Quaint as it sounds, the butler is back. Thanks to unprecedented sums of money sloshing around the international economy, the run on high-end household help has grown frantic. “The demand is huge, and we just can’t keep up,” says Charles MacPherson, whose eponymous firm trains top-tier domestic help. Insiders reckon there are some 2 million butlers padding down the world’s finest corridors, a quarter of them serving in England alone. Yet increasingly, butling knows no boundaries. Recent postings on GreycoatPlacements.co.uk ask for help in the Alps and the United Arab Emirates, where the required talents include fluency in Russian, mastery of haute Japanese cuisine and tending an “Italian Scented Garden.” “There are more millionaires and billionaires than ever, and they’ve reached the stage in their lives that they want to live like millionaires and billionaires,” says MacPherson. “They are acquiring planes, ski chalets, summer homes.
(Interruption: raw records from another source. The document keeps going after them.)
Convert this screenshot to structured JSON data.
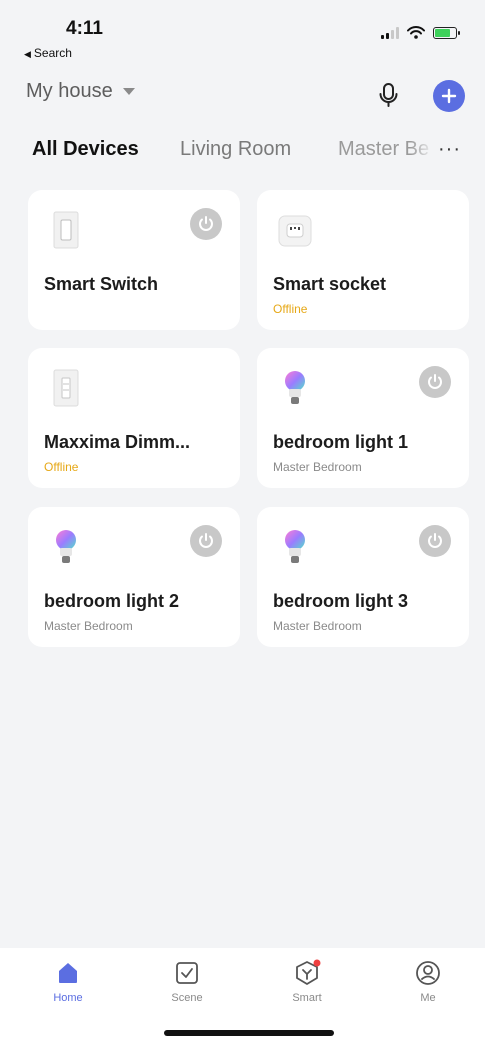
{
  "status_bar": {
    "time": "4:11",
    "back_label": "Search"
  },
  "header": {
    "home_name": "My house"
  },
  "tabs": [
    {
      "label": "All Devices",
      "active": true
    },
    {
      "label": "Living Room",
      "active": false
    },
    {
      "label": "Master Be",
      "active": false
    }
  ],
  "more_label": "···",
  "devices": [
    {
      "name": "Smart Switch",
      "subtitle": "",
      "icon": "switch-icon",
      "has_power": true
    },
    {
      "name": "Smart socket",
      "subtitle": "Offline",
      "icon": "socket-icon",
      "has_power": false
    },
    {
      "name": "Maxxima Dimm...",
      "subtitle": "Offline",
      "icon": "dimmer-icon",
      "has_power": false
    },
    {
      "name": "bedroom light 1",
      "subtitle": "Master Bedroom",
      "icon": "bulb-icon",
      "has_power": true
    },
    {
      "name": "bedroom light 2",
      "subtitle": "Master Bedroom",
      "icon": "bulb-icon",
      "has_power": true
    },
    {
      "name": "bedroom light 3",
      "subtitle": "Master Bedroom",
      "icon": "bulb-icon",
      "has_power": true
    }
  ],
  "nav": [
    {
      "label": "Home",
      "icon": "home-icon",
      "active": true
    },
    {
      "label": "Scene",
      "icon": "scene-icon",
      "active": false
    },
    {
      "label": "Smart",
      "icon": "smart-icon",
      "active": false
    },
    {
      "label": "Me",
      "icon": "profile-icon",
      "active": false
    }
  ],
  "colors": {
    "accent": "#5b6ee1",
    "offline": "#e6a817",
    "power_off": "#c8c8c8",
    "background": "#f3f4f6"
  }
}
But who’s going to manage them?”
In China, home-based greycoats may be slightly more rare, but many five-star hotels offer butler service. At St. Regis, all guests–not just those on executive floors–may enjoy butler services. “We focus on a personalized experience,” says Even Lu, the hotel’s assistant marketing communications manager. “For example, some of our guests are art appreciators. Our butlers help them contact artists, art studios and galleries. Then they arrange trips to bring the guest to meet the artist and provide translation service.” The Westin’s butlers also take guests on trips to the local fabric market or to shop for luxury goods. Sometimes there are more peculiar requests, such as the Hong Kong kung fu movie producer who requested a butler assist him find, buy and arrange safe return of fake kung fu weapons.
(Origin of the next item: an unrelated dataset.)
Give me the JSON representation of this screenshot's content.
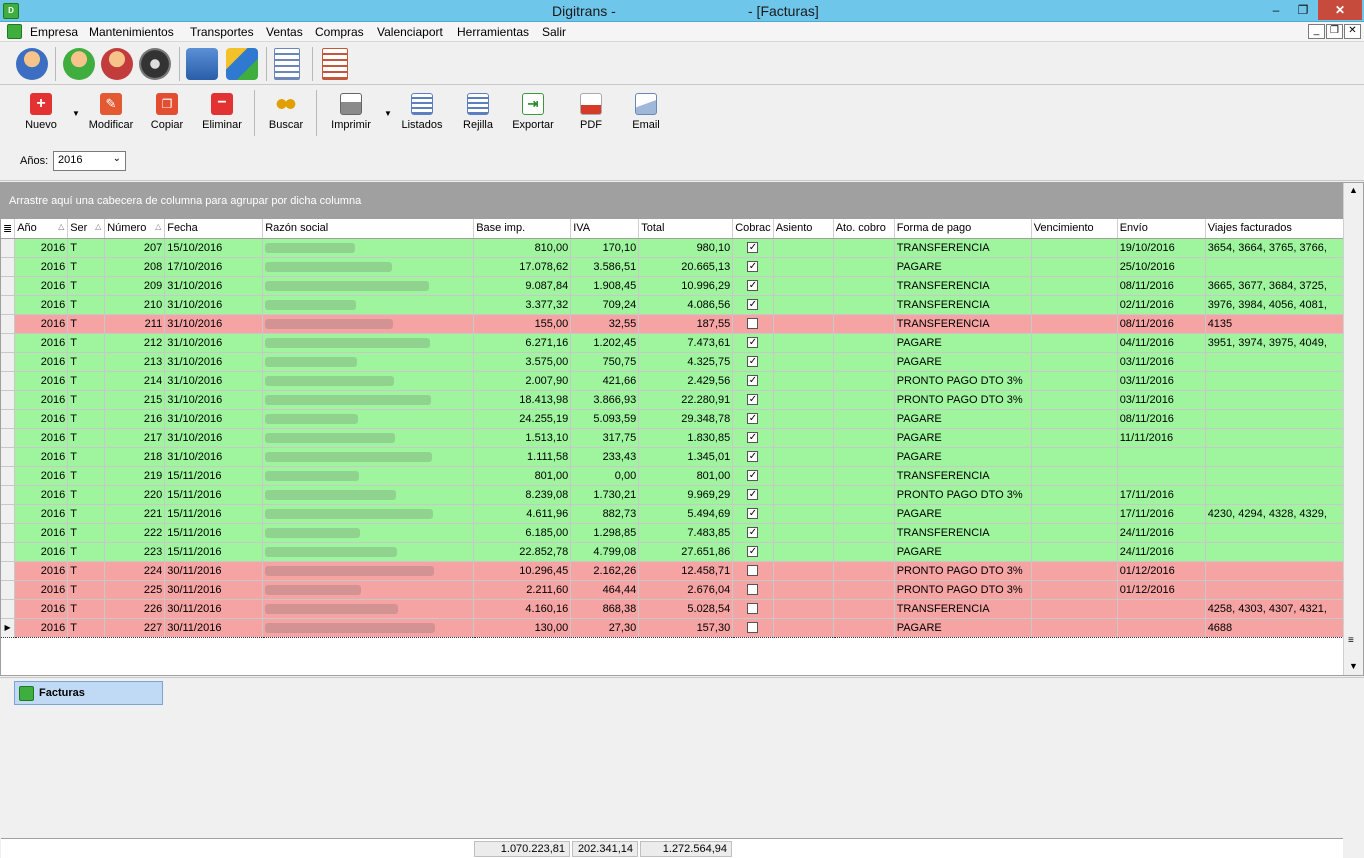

Indeed, minding the rich has never been more demanding. “The butler no longer carries the pistols at dawn,” says Jane Urquhart, the principal of Greycoat Academy, which grooms butlers. Instead he-and, increasingly, she-is the domestic answer to a chief operating officer who can cook, chauffeur the kids and press a French cuff as well as negotiate with contractors and keep the books balanced, preferably on Microsoft Excel. Greycoats in China have likewise gone high-tech. At the St. Regis, butlers answer to E-mail requests and at the Westin to an electronic any-call service. Net surfing would-be butlers can post their resumes and find training information and a space to share tips on the “Butlers, Chinese Style” website(guanjia360.com).
As the expectations for butlers have soared, so has their pay scale. Forget about those dowdy widowers who toiled like chattel and slept in the basement. Today a starting butler in western countries can earn $50,000 a year, while veterans command up to $120,000-plus perks and a pension. In China, “Butlers, Chinese Style” recommends a monthly salary of over 3,000 RMB ($420). Although the five-star hotels won’t disclose their butlers’ salaries, those butlers Newsweek Select spoke with said they were well provided for. “I’m very lucky to have this job because there are new things to learn every day,” says Mahtilda Liu of St. Regis, which provides weekly trainings for staff butlers. Other hotels and residences, such as the Four Seasons and the Narada Property Management Company in Hangzhou have likewise invested in their butlers with fly-in training programs by prestigious groups such as the International Butler Academy.
In a Chinese market where good employees are hard to find and even harder to keep, making employees happy to serve is a win for clients and greycoats alike.